[TRY IT]
Your task is to repeat the entries exactly. Leave the pictures out.

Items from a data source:
-*-*-

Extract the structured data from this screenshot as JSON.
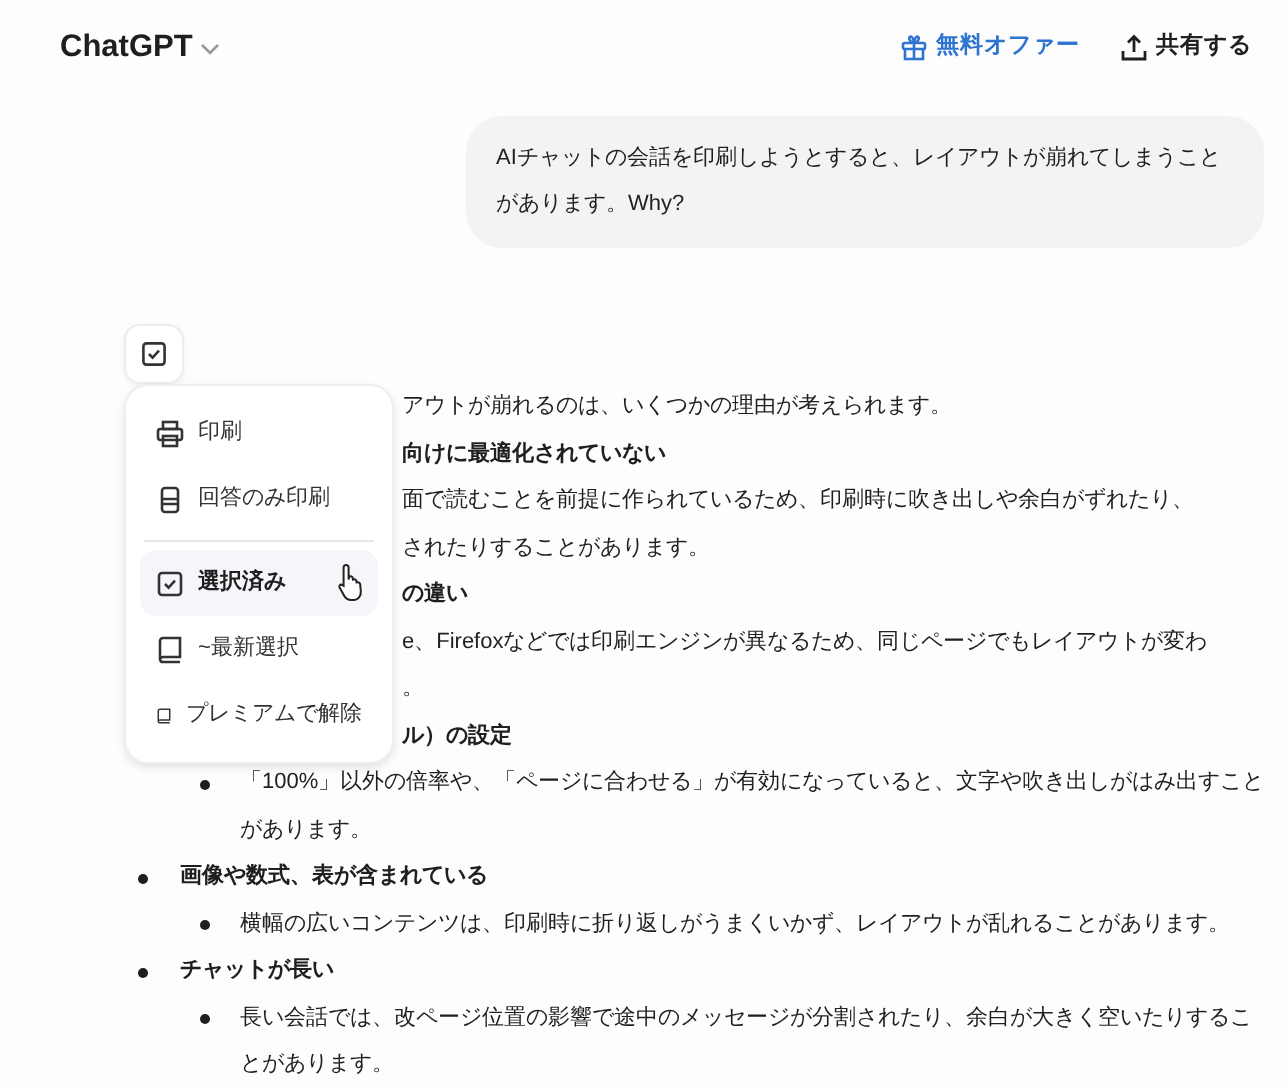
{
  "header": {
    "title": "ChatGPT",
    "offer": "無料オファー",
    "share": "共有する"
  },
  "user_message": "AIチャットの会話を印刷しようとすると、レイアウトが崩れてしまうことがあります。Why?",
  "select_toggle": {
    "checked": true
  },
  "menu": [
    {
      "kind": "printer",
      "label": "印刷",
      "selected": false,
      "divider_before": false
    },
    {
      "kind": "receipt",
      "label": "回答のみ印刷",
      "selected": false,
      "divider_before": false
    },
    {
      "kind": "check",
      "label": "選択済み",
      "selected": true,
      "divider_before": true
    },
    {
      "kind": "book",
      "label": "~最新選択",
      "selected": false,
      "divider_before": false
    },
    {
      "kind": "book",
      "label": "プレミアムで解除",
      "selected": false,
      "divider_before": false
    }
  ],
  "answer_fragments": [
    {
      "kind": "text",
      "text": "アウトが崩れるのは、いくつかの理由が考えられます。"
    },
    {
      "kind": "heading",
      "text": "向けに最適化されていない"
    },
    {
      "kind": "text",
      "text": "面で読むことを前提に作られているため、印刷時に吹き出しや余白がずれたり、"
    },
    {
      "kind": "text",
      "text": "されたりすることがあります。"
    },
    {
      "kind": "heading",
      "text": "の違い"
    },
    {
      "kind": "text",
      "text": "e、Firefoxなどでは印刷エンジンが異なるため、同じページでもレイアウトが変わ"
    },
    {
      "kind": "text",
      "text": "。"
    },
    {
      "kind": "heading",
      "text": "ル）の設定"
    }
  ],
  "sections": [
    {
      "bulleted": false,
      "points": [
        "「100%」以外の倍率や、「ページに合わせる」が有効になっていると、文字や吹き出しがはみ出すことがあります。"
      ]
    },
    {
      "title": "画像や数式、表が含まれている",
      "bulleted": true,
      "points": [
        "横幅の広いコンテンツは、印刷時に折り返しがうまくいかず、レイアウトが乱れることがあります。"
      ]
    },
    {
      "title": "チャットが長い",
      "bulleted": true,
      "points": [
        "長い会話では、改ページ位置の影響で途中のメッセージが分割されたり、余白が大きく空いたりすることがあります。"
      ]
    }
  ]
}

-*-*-

[RESULT FOR THIS EXERCISE]
Extract the structured data from this screenshot as JSON.
{
  "header": {
    "title": "ChatGPT",
    "offer": "無料オファー",
    "share": "共有する"
  },
  "user_message": "AIチャットの会話を印刷しようとすると、レイアウトが崩れてしまうことがあります。Why?",
  "select_toggle": {
    "checked": true
  },
  "menu": [
    {
      "kind": "printer",
      "label": "印刷",
      "selected": false,
      "divider_before": false
    },
    {
      "kind": "receipt",
      "label": "回答のみ印刷",
      "selected": false,
      "divider_before": false
    },
    {
      "kind": "check",
      "label": "選択済み",
      "selected": true,
      "divider_before": true
    },
    {
      "kind": "book",
      "label": "~最新選択",
      "selected": false,
      "divider_before": false
    },
    {
      "kind": "book",
      "label": "プレミアムで解除",
      "selected": false,
      "divider_before": false
    }
  ],
  "answer_fragments": [
    {
      "kind": "text",
      "text": "アウトが崩れるのは、いくつかの理由が考えられます。"
    },
    {
      "kind": "heading",
      "text": "向けに最適化されていない"
    },
    {
      "kind": "text",
      "text": "面で読むことを前提に作られているため、印刷時に吹き出しや余白がずれたり、"
    },
    {
      "kind": "text",
      "text": "されたりすることがあります。"
    },
    {
      "kind": "heading",
      "text": "の違い"
    },
    {
      "kind": "text",
      "text": "e、Firefoxなどでは印刷エンジンが異なるため、同じページでもレイアウトが変わ"
    },
    {
      "kind": "text",
      "text": "。"
    },
    {
      "kind": "heading",
      "text": "ル）の設定"
    }
  ],
  "sections": [
    {
      "bulleted": false,
      "points": [
        "「100%」以外の倍率や、「ページに合わせる」が有効になっていると、文字や吹き出しがはみ出すことがあります。"
      ]
    },
    {
      "title": "画像や数式、表が含まれている",
      "bulleted": true,
      "points": [
        "横幅の広いコンテンツは、印刷時に折り返しがうまくいかず、レイアウトが乱れることがあります。"
      ]
    },
    {
      "title": "チャットが長い",
      "bulleted": true,
      "points": [
        "長い会話では、改ページ位置の影響で途中のメッセージが分割されたり、余白が大きく空いたりすることがあります。"
      ]
    }
  ]
}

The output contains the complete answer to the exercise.